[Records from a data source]
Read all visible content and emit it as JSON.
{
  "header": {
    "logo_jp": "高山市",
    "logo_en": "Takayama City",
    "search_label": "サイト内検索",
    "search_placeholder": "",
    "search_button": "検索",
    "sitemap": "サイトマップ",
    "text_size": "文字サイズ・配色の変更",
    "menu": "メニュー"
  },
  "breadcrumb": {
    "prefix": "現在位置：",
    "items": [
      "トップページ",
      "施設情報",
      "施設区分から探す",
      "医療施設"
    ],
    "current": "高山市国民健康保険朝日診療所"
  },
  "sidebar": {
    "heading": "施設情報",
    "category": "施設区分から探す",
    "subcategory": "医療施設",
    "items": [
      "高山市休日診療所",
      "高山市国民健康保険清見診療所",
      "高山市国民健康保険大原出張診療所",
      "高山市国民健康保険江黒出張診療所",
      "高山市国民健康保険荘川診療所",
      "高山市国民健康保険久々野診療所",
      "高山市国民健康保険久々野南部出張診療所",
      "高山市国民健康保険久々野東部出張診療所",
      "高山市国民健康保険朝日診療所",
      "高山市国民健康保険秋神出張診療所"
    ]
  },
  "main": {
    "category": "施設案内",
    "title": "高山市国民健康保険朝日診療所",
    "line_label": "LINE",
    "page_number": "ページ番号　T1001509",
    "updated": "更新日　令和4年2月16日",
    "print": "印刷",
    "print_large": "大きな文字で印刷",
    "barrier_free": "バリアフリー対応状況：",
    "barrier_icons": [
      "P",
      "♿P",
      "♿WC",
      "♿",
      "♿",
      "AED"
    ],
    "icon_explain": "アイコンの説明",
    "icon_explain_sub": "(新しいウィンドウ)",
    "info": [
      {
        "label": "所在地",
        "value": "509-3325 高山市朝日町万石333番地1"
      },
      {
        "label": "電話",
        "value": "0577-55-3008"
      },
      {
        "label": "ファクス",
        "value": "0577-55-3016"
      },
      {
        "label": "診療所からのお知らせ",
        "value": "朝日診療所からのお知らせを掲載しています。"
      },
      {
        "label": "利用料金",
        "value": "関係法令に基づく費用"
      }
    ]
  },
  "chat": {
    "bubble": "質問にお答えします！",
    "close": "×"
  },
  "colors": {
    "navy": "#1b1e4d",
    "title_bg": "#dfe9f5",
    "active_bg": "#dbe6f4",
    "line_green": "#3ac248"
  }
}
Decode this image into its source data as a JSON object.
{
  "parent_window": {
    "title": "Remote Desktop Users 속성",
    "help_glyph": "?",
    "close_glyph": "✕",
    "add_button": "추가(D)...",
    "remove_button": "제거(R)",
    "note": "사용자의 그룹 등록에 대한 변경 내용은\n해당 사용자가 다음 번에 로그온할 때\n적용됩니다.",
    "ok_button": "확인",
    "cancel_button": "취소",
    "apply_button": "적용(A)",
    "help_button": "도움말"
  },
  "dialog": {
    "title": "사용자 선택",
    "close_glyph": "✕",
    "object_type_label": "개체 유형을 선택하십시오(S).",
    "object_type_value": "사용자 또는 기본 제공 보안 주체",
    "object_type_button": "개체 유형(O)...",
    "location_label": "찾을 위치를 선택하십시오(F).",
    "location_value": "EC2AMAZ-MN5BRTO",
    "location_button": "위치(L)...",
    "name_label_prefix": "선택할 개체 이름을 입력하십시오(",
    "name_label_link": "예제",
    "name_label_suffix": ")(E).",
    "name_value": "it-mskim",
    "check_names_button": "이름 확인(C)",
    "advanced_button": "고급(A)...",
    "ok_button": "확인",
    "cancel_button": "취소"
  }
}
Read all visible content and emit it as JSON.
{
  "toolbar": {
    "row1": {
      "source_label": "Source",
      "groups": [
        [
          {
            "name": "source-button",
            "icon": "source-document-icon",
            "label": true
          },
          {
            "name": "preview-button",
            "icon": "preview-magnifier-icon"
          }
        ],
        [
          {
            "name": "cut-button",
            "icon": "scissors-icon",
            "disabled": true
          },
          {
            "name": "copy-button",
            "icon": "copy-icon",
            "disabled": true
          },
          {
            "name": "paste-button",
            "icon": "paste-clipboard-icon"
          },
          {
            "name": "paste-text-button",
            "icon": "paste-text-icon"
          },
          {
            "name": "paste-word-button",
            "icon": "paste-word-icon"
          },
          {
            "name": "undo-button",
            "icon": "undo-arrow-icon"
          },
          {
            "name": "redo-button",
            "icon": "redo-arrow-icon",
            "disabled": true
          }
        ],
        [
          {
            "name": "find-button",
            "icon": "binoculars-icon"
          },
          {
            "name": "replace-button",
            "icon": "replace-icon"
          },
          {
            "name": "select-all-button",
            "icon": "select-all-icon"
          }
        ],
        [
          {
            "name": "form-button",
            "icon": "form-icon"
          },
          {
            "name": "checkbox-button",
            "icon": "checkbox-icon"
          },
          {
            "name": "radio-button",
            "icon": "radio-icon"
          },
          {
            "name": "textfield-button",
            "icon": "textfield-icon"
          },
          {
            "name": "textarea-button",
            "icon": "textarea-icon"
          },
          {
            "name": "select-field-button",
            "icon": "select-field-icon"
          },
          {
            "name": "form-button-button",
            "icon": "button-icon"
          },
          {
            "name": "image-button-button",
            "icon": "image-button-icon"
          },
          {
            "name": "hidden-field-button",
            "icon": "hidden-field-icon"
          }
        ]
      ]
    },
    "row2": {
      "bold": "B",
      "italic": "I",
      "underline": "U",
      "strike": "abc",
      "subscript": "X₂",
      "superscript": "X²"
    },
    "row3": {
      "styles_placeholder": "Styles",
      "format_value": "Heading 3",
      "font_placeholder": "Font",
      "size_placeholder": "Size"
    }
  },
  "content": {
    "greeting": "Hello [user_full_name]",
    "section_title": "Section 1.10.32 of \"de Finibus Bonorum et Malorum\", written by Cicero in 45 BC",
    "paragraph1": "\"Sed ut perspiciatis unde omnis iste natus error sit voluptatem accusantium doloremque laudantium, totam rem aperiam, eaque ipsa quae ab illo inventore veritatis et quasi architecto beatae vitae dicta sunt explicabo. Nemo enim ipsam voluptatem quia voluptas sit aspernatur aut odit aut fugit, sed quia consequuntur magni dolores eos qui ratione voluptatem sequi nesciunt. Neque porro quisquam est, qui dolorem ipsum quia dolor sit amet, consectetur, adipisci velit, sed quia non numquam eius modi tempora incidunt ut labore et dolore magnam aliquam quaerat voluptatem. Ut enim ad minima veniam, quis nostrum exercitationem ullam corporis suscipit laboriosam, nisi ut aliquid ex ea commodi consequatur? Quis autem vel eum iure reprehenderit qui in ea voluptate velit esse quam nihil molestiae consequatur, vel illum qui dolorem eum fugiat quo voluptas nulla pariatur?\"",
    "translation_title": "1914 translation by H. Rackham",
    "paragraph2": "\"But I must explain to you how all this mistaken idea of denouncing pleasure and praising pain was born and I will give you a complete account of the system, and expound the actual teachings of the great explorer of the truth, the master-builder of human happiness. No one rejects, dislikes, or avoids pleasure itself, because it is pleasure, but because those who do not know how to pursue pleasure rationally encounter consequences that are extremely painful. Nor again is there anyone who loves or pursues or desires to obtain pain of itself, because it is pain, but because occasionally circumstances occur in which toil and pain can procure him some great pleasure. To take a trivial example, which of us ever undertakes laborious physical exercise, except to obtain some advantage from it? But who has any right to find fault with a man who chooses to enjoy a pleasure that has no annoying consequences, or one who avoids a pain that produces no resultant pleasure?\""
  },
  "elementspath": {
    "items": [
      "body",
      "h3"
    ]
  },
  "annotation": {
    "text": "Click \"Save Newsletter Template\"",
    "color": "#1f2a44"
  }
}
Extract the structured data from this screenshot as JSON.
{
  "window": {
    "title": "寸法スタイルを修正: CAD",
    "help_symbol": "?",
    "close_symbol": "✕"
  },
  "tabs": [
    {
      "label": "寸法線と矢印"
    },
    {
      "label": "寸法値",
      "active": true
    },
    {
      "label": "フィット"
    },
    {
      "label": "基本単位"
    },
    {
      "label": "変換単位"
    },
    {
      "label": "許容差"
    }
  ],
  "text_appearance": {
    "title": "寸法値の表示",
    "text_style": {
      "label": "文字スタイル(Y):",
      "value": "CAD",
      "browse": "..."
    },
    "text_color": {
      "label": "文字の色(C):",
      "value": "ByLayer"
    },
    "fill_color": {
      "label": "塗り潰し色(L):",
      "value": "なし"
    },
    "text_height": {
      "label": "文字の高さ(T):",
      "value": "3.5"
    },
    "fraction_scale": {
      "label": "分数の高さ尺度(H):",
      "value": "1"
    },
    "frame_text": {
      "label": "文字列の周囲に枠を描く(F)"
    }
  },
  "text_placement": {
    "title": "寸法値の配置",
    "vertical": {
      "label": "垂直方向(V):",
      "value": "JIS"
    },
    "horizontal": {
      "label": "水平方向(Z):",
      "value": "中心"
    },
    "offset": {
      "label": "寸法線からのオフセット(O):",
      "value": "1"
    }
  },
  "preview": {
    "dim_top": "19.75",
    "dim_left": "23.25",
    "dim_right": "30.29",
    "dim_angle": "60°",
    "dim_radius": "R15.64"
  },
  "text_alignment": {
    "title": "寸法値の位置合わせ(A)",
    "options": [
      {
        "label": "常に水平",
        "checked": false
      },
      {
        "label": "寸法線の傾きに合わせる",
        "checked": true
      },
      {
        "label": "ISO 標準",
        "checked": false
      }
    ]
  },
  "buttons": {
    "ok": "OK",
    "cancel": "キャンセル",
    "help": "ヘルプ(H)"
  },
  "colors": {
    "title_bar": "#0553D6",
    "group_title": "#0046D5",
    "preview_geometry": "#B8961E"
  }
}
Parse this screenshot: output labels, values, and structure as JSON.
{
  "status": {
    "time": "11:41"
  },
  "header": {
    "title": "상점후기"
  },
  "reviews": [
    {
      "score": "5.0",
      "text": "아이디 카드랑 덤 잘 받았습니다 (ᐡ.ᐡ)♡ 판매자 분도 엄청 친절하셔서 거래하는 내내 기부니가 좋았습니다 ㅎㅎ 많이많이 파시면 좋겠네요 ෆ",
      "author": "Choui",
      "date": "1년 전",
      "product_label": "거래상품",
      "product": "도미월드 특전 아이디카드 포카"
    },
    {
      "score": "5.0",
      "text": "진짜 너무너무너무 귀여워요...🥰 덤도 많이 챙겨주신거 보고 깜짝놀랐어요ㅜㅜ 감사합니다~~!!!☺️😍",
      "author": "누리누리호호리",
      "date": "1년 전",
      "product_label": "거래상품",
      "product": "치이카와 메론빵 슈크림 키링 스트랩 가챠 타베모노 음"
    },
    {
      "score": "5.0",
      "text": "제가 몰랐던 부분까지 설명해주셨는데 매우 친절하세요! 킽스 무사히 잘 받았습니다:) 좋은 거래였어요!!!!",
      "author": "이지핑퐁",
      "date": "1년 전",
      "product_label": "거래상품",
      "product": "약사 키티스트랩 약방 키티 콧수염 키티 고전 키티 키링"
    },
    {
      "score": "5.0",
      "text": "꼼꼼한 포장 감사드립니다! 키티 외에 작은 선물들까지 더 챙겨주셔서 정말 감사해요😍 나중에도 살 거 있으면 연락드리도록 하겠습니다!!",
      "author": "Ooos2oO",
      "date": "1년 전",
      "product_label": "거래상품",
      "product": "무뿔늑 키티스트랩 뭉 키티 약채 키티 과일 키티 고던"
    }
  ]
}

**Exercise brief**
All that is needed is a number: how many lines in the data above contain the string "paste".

**Written response**
6